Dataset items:
▬▬▬▬▬▬▬▬▬▬

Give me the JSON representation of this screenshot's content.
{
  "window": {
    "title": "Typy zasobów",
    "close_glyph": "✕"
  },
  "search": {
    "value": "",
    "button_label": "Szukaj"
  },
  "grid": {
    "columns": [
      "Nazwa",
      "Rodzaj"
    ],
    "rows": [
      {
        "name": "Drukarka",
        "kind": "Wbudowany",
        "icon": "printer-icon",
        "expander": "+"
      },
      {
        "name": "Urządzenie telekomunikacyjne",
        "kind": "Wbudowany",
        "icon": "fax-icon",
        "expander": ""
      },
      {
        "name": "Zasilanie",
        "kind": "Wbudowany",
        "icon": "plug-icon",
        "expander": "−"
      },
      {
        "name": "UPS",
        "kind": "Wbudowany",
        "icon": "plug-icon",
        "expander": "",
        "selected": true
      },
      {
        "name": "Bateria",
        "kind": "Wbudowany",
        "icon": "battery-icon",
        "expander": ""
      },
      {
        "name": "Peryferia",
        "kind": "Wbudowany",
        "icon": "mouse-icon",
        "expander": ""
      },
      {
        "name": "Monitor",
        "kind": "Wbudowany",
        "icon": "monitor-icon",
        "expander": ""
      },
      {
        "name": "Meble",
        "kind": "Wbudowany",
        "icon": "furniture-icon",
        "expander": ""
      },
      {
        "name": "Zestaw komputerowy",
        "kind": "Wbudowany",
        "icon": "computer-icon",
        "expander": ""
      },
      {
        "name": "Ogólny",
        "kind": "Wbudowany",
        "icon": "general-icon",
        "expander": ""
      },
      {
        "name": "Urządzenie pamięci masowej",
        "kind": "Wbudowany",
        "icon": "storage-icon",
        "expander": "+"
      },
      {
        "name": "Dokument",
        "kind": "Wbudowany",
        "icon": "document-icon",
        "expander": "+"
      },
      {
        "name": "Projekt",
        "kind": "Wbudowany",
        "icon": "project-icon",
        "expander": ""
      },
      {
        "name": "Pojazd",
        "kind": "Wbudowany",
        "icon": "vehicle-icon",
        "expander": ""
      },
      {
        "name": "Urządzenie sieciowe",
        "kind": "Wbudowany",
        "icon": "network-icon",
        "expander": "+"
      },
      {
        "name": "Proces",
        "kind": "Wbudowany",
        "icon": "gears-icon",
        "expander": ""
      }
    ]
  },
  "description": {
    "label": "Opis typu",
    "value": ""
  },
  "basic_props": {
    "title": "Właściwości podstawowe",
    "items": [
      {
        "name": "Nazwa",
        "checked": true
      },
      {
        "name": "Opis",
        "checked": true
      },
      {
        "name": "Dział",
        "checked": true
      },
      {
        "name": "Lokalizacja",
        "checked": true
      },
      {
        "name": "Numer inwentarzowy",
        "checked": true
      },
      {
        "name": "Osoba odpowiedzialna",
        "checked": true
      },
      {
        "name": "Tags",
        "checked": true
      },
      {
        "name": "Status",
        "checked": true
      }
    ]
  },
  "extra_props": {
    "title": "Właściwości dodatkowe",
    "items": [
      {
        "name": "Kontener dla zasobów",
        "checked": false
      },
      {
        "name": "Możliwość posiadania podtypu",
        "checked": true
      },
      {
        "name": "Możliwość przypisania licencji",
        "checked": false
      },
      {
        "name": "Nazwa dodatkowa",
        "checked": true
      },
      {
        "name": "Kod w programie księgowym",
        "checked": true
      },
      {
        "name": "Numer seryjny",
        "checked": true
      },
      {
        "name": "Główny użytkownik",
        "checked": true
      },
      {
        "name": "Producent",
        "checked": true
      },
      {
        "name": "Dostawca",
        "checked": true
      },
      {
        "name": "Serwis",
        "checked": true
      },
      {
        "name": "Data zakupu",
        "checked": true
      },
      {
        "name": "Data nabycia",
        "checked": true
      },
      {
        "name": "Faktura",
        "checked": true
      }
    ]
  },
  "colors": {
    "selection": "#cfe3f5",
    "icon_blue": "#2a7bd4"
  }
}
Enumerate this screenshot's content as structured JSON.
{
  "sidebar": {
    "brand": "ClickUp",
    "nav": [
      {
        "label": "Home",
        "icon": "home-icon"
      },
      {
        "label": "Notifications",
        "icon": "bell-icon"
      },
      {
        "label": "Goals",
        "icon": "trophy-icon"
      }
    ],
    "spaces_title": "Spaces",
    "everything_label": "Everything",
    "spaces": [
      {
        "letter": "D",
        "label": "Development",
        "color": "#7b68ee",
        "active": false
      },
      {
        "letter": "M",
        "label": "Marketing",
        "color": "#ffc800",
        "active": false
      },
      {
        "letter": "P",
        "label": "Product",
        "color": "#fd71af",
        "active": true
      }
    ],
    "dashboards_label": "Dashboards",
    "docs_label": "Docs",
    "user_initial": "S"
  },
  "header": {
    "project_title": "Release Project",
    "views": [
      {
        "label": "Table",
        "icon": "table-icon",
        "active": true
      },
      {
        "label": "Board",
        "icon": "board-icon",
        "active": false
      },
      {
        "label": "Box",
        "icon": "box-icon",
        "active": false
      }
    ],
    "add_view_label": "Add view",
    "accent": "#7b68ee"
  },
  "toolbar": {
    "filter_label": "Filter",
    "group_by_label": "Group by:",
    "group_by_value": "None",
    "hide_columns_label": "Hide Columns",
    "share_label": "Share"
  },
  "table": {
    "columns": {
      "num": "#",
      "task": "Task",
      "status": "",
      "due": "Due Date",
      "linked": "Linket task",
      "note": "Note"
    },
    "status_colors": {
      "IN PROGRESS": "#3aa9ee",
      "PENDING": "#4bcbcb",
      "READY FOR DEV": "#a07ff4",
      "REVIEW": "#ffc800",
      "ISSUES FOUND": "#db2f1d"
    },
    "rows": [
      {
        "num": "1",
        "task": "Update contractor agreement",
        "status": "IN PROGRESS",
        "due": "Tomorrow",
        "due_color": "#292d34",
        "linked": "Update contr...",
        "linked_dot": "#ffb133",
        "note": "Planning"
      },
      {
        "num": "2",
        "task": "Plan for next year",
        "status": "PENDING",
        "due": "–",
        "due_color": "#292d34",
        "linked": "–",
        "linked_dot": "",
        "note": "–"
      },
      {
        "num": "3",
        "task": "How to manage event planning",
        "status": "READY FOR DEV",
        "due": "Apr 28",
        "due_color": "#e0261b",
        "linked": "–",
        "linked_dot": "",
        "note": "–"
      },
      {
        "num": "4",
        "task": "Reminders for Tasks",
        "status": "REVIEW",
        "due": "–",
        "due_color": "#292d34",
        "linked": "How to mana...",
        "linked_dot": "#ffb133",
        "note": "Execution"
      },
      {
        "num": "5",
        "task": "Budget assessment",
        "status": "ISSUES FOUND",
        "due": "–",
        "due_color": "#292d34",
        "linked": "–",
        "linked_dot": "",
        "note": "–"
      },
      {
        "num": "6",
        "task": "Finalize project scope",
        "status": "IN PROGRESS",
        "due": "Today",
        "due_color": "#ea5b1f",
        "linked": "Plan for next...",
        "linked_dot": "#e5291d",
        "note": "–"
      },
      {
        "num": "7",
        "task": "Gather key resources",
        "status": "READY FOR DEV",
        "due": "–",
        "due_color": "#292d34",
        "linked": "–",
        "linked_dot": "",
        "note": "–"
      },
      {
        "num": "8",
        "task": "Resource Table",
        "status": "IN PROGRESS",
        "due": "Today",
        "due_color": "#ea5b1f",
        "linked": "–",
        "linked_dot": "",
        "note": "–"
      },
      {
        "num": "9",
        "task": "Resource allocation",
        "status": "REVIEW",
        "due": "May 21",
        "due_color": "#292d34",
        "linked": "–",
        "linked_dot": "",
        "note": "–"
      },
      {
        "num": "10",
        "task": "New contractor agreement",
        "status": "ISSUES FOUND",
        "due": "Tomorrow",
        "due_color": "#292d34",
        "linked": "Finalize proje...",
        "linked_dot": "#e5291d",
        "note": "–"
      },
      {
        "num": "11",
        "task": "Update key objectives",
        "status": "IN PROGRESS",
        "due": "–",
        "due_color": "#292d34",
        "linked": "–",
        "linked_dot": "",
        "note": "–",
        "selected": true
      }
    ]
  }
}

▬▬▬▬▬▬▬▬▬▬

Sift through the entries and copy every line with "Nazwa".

ANSWER TO THIS EXERCISE:
      "Nazwa",
        "name": "Nazwa",
        "name": "Nazwa dodatkowa",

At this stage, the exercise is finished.